*** Opening of DATA FOR REVIEW ***

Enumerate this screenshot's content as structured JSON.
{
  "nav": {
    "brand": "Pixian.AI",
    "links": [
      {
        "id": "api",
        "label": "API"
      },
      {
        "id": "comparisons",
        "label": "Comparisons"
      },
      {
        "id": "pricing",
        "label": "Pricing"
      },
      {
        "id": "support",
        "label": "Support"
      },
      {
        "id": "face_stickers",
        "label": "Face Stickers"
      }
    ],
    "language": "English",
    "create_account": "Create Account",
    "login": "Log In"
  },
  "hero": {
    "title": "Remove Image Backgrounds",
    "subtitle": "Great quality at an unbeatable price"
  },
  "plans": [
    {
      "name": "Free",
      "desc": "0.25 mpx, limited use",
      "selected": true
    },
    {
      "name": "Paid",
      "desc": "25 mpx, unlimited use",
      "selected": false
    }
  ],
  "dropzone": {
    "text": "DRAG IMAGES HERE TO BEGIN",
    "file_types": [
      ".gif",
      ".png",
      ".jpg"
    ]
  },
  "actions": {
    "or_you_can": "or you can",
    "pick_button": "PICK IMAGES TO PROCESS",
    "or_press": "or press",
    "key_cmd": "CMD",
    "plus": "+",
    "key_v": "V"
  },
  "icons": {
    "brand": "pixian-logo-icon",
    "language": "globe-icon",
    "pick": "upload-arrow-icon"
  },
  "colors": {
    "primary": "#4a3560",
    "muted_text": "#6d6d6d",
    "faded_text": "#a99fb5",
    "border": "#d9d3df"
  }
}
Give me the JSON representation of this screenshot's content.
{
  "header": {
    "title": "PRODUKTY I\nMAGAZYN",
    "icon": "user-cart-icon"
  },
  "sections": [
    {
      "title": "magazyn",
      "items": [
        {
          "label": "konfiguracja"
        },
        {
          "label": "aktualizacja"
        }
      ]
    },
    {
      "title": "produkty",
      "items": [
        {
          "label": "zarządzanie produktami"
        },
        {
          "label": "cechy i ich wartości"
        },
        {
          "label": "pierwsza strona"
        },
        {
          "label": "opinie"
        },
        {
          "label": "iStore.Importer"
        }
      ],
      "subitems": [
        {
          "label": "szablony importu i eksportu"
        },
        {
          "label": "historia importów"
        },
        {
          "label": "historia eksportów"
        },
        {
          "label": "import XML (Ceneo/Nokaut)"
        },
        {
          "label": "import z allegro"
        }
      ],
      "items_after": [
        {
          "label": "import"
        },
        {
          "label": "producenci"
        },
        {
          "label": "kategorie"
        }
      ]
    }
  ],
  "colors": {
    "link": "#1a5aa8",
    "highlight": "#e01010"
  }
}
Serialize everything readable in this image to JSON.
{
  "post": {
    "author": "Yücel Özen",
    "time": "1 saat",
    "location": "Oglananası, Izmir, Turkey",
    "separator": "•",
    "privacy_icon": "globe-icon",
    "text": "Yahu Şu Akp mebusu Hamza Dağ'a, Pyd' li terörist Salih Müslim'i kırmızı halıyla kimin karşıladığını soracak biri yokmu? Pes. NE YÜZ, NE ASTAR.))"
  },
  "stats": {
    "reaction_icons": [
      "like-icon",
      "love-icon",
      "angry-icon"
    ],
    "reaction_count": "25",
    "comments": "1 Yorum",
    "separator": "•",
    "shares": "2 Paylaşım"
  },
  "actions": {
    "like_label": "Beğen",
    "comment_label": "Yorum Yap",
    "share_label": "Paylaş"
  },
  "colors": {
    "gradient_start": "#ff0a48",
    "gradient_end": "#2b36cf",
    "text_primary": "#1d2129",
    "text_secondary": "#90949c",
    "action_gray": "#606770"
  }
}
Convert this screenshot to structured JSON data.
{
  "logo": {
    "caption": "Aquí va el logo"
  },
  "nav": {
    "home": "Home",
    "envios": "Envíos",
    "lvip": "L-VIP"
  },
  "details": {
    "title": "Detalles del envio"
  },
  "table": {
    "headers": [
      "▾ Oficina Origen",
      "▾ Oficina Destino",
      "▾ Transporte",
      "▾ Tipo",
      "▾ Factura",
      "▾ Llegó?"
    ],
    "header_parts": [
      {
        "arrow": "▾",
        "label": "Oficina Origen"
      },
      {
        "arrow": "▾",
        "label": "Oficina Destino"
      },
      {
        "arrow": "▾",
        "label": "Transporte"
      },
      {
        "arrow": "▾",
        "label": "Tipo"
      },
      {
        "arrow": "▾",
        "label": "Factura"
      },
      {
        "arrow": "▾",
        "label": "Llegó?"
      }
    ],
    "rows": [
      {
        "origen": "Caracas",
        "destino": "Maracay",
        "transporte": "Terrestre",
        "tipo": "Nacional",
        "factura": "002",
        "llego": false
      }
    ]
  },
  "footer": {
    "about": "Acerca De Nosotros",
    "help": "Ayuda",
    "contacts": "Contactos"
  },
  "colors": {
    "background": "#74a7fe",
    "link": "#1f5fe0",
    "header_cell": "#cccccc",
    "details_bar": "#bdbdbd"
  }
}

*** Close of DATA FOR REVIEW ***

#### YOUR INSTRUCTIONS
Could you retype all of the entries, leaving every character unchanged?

#### OUTPUT FOR THIS TASK
Enumerate this screenshot's content as structured JSON.
{
  "nav": {
    "brand": "Pixian.AI",
    "links": [
      {
        "id": "api",
        "label": "API"
      },
      {
        "id": "comparisons",
        "label": "Comparisons"
      },
      {
        "id": "pricing",
        "label": "Pricing"
      },
      {
        "id": "support",
        "label": "Support"
      },
      {
        "id": "face_stickers",
        "label": "Face Stickers"
      }
    ],
    "language": "English",
    "create_account": "Create Account",
    "login": "Log In"
  },
  "hero": {
    "title": "Remove Image Backgrounds",
    "subtitle": "Great quality at an unbeatable price"
  },
  "plans": [
    {
      "name": "Free",
      "desc": "0.25 mpx, limited use",
      "selected": true
    },
    {
      "name": "Paid",
      "desc": "25 mpx, unlimited use",
      "selected": false
    }
  ],
  "dropzone": {
    "text": "DRAG IMAGES HERE TO BEGIN",
    "file_types": [
      ".gif",
      ".png",
      ".jpg"
    ]
  },
  "actions": {
    "or_you_can": "or you can",
    "pick_button": "PICK IMAGES TO PROCESS",
    "or_press": "or press",
    "key_cmd": "CMD",
    "plus": "+",
    "key_v": "V"
  },
  "icons": {
    "brand": "pixian-logo-icon",
    "language": "globe-icon",
    "pick": "upload-arrow-icon"
  },
  "colors": {
    "primary": "#4a3560",
    "muted_text": "#6d6d6d",
    "faded_text": "#a99fb5",
    "border": "#d9d3df"
  }
}
Give me the JSON representation of this screenshot's content.
{
  "header": {
    "title": "PRODUKTY I\nMAGAZYN",
    "icon": "user-cart-icon"
  },
  "sections": [
    {
      "title": "magazyn",
      "items": [
        {
          "label": "konfiguracja"
        },
        {
          "label": "aktualizacja"
        }
      ]
    },
    {
      "title": "produkty",
      "items": [
        {
          "label": "zarządzanie produktami"
        },
        {
          "label": "cechy i ich wartości"
        },
        {
          "label": "pierwsza strona"
        },
        {
          "label": "opinie"
        },
        {
          "label": "iStore.Importer"
        }
      ],
      "subitems": [
        {
          "label": "szablony importu i eksportu"
        },
        {
          "label": "historia importów"
        },
        {
          "label": "historia eksportów"
        },
        {
          "label": "import XML (Ceneo/Nokaut)"
        },
        {
          "label": "import z allegro"
        }
      ],
      "items_after": [
        {
          "label": "import"
        },
        {
          "label": "producenci"
        },
        {
          "label": "kategorie"
        }
      ]
    }
  ],
  "colors": {
    "link": "#1a5aa8",
    "highlight": "#e01010"
  }
}
Serialize everything readable in this image to JSON.
{
  "post": {
    "author": "Yücel Özen",
    "time": "1 saat",
    "location": "Oglananası, Izmir, Turkey",
    "separator": "•",
    "privacy_icon": "globe-icon",
    "text": "Yahu Şu Akp mebusu Hamza Dağ'a, Pyd' li terörist Salih Müslim'i kırmızı halıyla kimin karşıladığını soracak biri yokmu? Pes. NE YÜZ, NE ASTAR.))"
  },
  "stats": {
    "reaction_icons": [
      "like-icon",
      "love-icon",
      "angry-icon"
    ],
    "reaction_count": "25",
    "comments": "1 Yorum",
    "separator": "•",
    "shares": "2 Paylaşım"
  },
  "actions": {
    "like_label": "Beğen",
    "comment_label": "Yorum Yap",
    "share_label": "Paylaş"
  },
  "colors": {
    "gradient_start": "#ff0a48",
    "gradient_end": "#2b36cf",
    "text_primary": "#1d2129",
    "text_secondary": "#90949c",
    "action_gray": "#606770"
  }
}
Convert this screenshot to structured JSON data.
{
  "logo": {
    "caption": "Aquí va el logo"
  },
  "nav": {
    "home": "Home",
    "envios": "Envíos",
    "lvip": "L-VIP"
  },
  "details": {
    "title": "Detalles del envio"
  },
  "table": {
    "headers": [
      "▾ Oficina Origen",
      "▾ Oficina Destino",
      "▾ Transporte",
      "▾ Tipo",
      "▾ Factura",
      "▾ Llegó?"
    ],
    "header_parts": [
      {
        "arrow": "▾",
        "label": "Oficina Origen"
      },
      {
        "arrow": "▾",
        "label": "Oficina Destino"
      },
      {
        "arrow": "▾",
        "label": "Transporte"
      },
      {
        "arrow": "▾",
        "label": "Tipo"
      },
      {
        "arrow": "▾",
        "label": "Factura"
      },
      {
        "arrow": "▾",
        "label": "Llegó?"
      }
    ],
    "rows": [
      {
        "origen": "Caracas",
        "destino": "Maracay",
        "transporte": "Terrestre",
        "tipo": "Nacional",
        "factura": "002",
        "llego": false
      }
    ]
  },
  "footer": {
    "about": "Acerca De Nosotros",
    "help": "Ayuda",
    "contacts": "Contactos"
  },
  "colors": {
    "background": "#74a7fe",
    "link": "#1f5fe0",
    "header_cell": "#cccccc",
    "details_bar": "#bdbdbd"
  }
}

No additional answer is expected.